Exercise data:
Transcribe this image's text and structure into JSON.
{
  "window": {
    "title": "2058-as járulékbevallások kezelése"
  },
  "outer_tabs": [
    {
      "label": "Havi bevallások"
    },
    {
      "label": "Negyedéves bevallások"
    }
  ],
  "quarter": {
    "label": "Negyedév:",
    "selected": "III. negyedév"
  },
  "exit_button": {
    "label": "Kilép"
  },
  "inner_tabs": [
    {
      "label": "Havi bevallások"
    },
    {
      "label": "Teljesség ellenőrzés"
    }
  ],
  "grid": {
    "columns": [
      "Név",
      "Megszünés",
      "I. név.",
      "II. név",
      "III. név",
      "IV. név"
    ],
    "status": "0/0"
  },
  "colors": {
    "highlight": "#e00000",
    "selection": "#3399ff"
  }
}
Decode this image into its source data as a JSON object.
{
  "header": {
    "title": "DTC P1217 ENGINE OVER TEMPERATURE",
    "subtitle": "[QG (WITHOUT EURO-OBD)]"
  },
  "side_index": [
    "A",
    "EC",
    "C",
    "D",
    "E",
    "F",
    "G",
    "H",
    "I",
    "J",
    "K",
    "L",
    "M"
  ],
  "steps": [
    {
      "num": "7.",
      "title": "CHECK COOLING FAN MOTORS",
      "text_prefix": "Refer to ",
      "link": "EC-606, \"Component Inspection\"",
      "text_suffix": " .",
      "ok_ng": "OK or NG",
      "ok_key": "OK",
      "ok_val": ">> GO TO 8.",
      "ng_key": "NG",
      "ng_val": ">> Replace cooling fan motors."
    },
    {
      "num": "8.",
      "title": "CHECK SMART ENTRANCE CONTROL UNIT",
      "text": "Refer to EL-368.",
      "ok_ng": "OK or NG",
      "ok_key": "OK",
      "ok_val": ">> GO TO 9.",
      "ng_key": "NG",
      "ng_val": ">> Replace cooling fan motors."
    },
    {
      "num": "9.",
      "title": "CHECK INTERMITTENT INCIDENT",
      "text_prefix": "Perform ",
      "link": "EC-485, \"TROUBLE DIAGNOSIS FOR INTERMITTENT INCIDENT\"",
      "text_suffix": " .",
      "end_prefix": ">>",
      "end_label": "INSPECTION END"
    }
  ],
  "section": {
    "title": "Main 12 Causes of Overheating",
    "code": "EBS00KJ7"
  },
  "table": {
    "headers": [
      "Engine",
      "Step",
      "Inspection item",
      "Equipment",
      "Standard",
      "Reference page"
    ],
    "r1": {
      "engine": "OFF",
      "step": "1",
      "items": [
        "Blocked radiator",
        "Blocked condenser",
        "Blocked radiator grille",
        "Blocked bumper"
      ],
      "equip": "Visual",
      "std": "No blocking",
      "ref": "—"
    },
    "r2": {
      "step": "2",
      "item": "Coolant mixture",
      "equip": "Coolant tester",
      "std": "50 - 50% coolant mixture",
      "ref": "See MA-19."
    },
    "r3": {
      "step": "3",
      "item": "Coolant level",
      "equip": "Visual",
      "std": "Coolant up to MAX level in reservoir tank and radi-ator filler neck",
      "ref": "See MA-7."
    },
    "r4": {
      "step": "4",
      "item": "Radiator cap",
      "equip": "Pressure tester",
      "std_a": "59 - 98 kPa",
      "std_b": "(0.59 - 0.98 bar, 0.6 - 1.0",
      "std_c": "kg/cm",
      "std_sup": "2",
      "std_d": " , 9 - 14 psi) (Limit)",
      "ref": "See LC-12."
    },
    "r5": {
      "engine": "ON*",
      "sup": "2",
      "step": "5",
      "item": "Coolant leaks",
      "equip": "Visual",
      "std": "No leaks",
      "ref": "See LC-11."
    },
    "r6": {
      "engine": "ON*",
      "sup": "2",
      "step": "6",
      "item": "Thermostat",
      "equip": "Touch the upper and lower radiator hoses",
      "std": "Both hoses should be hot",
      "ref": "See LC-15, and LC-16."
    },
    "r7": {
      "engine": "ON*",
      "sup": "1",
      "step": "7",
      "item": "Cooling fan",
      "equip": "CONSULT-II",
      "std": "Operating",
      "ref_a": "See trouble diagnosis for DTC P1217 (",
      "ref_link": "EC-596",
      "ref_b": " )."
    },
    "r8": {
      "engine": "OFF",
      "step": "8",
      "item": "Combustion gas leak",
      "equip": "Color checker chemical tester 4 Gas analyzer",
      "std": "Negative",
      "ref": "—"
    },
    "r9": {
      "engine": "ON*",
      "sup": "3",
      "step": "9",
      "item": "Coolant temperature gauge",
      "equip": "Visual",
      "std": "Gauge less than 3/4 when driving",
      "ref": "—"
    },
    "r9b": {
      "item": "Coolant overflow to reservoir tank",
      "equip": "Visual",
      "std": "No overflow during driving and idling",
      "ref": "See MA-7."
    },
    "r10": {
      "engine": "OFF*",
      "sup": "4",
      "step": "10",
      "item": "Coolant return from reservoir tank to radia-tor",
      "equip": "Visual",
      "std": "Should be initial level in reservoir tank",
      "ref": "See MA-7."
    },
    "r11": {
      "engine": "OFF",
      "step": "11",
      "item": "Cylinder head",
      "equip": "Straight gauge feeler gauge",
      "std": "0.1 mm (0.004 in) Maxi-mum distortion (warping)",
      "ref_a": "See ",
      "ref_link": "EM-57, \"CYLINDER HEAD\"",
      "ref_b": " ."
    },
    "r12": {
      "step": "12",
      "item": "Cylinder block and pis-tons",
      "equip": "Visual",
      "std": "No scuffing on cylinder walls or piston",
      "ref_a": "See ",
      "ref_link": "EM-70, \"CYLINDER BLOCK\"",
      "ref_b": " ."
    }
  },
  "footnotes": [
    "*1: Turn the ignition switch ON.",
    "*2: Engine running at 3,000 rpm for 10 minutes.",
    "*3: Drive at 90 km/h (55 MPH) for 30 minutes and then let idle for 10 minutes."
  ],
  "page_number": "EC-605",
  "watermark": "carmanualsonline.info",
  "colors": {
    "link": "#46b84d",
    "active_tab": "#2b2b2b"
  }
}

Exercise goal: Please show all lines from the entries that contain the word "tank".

Answer to the problem:
      "std": "Coolant up to MAX level in reservoir tank and radi-ator filler neck",
      "item": "Coolant overflow to reservoir tank",
      "item": "Coolant return from reservoir tank to radia-tor",
      "std": "Should be initial level in reservoir tank",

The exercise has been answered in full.